Task prompt
Using the listing below, select the lines with the word "emoji" and copy them.

Records to process
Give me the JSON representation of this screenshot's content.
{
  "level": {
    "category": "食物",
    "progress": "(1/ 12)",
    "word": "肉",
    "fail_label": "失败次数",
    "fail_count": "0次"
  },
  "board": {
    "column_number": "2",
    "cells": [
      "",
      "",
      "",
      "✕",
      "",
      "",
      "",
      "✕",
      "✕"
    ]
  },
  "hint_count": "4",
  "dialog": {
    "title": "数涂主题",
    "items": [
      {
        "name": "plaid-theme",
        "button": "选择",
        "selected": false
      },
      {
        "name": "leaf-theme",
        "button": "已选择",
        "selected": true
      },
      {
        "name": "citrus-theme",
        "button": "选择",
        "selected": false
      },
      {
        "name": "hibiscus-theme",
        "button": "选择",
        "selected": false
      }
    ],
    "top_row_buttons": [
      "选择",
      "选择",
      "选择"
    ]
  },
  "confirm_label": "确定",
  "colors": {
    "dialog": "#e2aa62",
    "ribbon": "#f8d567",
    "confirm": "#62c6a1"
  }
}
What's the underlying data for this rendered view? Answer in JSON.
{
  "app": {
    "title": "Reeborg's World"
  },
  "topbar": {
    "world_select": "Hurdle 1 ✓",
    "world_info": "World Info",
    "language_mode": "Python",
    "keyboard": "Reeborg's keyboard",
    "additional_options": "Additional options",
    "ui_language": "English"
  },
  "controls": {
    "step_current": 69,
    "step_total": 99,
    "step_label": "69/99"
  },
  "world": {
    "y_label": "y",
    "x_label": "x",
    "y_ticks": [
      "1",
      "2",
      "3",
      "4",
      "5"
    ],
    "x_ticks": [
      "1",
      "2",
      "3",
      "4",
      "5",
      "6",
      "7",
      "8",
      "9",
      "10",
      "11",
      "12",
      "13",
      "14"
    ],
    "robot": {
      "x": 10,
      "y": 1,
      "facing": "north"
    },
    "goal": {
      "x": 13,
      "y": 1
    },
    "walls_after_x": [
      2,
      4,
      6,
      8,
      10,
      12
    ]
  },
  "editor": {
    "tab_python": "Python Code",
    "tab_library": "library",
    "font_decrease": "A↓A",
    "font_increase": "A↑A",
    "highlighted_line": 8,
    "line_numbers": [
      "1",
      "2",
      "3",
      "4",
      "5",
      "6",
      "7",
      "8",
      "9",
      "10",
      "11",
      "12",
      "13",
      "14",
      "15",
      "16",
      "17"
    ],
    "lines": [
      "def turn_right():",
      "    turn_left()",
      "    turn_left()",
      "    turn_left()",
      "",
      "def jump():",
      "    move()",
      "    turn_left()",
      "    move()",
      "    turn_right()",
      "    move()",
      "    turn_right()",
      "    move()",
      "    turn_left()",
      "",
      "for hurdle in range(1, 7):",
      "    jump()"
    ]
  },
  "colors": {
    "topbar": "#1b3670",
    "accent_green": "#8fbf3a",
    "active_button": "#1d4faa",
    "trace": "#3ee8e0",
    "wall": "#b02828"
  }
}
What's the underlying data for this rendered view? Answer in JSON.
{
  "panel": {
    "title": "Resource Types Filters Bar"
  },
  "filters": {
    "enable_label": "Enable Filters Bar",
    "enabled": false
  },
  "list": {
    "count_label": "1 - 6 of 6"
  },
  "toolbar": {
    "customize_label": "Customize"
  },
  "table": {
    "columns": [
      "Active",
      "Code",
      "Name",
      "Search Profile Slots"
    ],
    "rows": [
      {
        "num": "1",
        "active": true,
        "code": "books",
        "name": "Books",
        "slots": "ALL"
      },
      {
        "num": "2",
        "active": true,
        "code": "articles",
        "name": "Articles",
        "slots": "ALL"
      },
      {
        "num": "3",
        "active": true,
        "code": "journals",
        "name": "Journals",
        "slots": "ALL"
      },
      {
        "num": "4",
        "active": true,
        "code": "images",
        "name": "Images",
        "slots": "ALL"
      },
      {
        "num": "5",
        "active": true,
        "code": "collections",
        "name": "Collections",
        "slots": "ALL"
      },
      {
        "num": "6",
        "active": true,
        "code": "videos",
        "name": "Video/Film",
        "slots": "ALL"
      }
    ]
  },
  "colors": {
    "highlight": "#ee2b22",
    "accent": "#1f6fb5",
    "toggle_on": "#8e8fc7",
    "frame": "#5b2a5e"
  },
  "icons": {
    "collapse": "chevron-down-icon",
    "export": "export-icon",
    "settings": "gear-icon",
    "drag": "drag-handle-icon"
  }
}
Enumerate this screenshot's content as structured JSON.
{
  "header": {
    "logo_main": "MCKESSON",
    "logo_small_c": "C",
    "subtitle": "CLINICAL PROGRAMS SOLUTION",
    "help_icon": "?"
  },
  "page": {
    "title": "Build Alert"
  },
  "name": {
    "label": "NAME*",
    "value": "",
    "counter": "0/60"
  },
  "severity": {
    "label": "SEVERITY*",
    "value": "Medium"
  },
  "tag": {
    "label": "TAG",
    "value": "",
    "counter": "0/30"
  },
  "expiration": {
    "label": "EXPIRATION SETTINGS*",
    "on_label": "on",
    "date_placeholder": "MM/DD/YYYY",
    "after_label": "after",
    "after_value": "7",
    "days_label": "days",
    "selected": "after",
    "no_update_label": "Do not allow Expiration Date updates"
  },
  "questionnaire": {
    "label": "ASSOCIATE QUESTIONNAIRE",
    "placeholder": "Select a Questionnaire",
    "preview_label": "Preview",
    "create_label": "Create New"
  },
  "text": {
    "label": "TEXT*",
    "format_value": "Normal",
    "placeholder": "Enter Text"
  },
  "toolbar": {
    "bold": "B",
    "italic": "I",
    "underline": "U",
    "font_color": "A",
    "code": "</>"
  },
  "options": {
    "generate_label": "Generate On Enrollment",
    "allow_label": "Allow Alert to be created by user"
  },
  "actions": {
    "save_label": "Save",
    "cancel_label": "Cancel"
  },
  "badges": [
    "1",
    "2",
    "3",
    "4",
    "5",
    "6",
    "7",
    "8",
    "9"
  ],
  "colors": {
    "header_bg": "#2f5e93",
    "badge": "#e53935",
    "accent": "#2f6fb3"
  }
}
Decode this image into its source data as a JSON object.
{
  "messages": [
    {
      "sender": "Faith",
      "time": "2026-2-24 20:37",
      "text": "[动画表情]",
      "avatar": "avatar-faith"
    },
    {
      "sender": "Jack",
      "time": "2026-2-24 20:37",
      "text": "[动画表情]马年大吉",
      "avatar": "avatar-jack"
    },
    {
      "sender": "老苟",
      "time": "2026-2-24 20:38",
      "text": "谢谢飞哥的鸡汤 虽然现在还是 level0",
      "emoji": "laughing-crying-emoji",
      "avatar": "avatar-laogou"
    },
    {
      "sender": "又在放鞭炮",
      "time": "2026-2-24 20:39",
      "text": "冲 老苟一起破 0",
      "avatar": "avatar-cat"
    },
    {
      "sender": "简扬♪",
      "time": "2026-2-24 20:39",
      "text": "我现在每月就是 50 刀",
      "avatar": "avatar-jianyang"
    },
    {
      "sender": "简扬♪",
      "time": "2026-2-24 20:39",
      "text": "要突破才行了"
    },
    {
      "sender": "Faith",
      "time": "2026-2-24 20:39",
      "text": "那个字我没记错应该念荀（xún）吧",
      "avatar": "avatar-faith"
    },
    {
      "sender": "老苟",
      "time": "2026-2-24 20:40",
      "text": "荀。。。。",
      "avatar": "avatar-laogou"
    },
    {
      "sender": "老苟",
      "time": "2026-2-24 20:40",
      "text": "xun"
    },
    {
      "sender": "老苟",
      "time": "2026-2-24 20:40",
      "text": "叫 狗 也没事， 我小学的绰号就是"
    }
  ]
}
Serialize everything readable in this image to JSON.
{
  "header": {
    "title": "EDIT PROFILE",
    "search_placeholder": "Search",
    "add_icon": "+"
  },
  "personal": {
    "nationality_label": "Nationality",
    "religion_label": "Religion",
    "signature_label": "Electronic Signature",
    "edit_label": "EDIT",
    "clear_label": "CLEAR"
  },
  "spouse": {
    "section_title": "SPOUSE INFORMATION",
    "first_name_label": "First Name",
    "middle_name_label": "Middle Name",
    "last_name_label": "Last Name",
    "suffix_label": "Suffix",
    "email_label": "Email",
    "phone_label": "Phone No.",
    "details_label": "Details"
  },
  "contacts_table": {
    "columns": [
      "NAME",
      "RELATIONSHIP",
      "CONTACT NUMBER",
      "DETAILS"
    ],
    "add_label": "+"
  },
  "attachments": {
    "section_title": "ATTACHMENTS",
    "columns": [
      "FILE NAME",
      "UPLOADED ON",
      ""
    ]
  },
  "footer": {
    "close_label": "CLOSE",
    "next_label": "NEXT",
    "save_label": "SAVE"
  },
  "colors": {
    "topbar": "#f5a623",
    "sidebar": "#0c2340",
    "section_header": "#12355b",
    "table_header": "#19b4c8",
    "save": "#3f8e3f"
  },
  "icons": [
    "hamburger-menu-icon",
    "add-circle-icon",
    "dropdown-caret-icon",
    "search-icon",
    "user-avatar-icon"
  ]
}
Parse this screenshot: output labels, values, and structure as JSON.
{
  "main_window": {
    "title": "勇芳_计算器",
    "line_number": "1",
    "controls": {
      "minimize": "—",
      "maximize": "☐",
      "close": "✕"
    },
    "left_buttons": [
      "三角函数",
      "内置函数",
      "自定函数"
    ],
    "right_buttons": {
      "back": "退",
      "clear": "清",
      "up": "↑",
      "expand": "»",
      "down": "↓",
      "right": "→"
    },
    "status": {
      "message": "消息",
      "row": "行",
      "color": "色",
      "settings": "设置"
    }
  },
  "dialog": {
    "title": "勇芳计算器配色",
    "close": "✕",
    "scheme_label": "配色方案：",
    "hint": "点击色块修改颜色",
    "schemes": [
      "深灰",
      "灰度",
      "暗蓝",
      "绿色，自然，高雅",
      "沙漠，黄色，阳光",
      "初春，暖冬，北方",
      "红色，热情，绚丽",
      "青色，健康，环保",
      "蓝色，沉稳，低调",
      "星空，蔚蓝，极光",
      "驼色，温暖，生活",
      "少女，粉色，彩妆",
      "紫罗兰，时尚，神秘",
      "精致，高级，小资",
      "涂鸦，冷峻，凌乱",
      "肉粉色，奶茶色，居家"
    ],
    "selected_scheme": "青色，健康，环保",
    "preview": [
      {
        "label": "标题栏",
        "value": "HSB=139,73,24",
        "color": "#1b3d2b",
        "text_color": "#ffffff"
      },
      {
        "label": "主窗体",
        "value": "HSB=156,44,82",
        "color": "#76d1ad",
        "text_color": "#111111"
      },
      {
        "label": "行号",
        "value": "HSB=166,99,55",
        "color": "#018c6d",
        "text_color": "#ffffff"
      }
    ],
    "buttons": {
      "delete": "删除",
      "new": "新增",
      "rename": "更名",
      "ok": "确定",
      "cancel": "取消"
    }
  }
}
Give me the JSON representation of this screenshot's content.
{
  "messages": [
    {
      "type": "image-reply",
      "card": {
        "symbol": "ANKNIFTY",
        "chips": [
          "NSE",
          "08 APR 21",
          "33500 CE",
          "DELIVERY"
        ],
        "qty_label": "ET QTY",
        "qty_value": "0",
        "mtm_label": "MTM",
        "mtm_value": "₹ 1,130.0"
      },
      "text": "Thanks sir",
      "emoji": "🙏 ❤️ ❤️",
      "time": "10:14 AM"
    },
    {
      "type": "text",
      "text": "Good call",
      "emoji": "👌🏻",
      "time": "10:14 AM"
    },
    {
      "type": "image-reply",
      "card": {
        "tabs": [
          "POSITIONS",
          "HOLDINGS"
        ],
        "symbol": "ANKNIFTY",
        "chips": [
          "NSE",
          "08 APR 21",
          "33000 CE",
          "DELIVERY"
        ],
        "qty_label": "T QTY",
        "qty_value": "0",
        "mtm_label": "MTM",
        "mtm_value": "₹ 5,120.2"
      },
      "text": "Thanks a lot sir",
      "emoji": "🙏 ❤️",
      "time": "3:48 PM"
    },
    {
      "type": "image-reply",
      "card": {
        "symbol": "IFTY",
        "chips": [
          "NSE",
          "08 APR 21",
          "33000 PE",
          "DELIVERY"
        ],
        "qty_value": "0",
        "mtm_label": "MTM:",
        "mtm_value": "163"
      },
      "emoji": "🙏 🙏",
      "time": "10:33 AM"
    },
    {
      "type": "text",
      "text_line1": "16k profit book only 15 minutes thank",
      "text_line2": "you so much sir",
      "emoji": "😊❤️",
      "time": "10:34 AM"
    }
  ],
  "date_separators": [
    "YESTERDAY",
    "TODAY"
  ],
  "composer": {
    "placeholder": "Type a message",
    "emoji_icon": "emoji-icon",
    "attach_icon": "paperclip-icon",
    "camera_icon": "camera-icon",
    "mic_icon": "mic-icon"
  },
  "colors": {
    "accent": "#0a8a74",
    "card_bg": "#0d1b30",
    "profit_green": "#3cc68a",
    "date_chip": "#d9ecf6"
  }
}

Output of the exercise
      "emoji": "laughing-crying-emoji",
      "emoji": "🙏 ❤️ ❤️",
      "emoji": "👌🏻",
      "emoji": "🙏 ❤️",
      "emoji": "🙏 🙏",
      "emoji": "😊❤️",
    "emoji_icon": "emoji-icon",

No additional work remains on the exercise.